### [Instructions for the task]
Every line below that includes "Previous" counts toward the total. Report that total alone.

----

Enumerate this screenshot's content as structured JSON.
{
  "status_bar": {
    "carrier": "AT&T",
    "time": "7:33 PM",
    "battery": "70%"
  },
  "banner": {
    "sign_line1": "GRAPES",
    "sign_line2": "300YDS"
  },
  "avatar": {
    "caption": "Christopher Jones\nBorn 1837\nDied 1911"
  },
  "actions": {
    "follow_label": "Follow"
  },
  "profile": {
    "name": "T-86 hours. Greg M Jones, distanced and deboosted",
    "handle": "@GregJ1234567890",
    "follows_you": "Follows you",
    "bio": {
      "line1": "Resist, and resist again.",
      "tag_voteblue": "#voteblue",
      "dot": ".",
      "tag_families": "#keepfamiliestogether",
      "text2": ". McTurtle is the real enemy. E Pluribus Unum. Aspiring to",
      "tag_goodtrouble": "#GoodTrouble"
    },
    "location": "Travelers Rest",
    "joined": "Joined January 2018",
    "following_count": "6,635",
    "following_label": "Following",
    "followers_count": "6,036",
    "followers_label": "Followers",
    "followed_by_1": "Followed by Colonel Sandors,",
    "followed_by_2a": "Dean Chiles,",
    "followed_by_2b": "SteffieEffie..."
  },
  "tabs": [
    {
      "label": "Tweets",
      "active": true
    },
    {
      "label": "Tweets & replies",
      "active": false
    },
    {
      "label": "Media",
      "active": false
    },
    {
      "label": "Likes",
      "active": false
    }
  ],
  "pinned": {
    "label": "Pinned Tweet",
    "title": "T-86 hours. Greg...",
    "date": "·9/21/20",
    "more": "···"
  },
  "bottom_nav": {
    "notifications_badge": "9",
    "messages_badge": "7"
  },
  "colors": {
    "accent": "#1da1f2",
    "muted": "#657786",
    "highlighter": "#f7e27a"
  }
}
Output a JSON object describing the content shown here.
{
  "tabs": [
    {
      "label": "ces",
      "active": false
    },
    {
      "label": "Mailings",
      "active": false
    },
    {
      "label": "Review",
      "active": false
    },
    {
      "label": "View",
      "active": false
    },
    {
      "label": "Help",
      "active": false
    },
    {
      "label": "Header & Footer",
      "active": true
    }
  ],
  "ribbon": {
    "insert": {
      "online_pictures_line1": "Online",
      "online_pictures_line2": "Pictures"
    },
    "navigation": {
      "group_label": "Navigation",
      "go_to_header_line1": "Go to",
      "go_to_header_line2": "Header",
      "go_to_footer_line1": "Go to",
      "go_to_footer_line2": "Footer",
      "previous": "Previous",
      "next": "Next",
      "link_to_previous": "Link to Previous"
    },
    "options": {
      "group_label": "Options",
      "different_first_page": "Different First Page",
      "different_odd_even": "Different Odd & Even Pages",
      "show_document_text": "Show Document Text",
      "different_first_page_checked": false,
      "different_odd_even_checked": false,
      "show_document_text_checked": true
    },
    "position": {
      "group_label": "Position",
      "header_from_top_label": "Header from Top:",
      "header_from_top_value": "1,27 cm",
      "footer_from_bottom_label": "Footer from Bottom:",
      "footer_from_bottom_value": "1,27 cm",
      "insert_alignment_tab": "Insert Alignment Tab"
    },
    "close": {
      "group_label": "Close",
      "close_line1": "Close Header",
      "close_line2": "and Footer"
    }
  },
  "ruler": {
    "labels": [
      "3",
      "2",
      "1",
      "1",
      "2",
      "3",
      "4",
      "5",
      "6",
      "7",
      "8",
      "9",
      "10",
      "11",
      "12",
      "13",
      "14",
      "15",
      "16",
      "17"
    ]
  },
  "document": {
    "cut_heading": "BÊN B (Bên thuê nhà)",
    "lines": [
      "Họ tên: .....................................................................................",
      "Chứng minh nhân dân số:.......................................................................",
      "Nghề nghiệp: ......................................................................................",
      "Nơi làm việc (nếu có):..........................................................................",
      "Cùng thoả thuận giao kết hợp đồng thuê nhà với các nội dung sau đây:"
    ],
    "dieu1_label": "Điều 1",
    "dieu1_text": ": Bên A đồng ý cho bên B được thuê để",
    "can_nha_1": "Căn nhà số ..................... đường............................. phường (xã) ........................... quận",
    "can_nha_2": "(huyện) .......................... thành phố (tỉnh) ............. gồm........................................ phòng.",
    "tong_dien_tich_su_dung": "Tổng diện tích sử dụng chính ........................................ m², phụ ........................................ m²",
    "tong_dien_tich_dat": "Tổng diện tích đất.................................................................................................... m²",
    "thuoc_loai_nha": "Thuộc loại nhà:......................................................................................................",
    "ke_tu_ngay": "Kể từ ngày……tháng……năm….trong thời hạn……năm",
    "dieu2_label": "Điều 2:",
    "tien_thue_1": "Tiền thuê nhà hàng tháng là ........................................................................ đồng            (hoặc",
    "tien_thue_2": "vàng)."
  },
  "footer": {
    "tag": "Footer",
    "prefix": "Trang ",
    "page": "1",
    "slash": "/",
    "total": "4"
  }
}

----

### [Exercise answer]
2